Task item => A single number is the whole answer: the count of lines in these entries that hold "icon".

[Opening Source records section]

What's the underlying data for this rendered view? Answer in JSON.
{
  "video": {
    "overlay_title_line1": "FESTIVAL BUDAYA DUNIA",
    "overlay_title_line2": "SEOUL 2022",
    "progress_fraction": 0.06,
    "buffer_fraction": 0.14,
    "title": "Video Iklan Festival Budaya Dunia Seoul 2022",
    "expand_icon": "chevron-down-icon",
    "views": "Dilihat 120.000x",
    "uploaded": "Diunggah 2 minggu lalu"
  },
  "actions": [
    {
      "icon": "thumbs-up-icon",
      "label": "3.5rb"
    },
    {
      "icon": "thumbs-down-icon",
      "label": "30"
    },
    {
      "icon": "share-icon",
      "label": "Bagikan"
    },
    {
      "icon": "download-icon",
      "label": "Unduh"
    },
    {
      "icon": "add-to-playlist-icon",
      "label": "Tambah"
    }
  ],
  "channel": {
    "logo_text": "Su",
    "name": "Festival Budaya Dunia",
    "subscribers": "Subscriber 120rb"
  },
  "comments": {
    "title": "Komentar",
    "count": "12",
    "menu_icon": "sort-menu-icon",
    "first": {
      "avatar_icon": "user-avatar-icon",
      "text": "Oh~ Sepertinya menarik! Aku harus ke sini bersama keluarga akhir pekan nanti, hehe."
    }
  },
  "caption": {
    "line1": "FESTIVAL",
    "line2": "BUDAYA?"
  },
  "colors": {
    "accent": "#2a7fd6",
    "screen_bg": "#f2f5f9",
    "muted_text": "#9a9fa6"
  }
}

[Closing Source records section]

Answer to the exercise => 8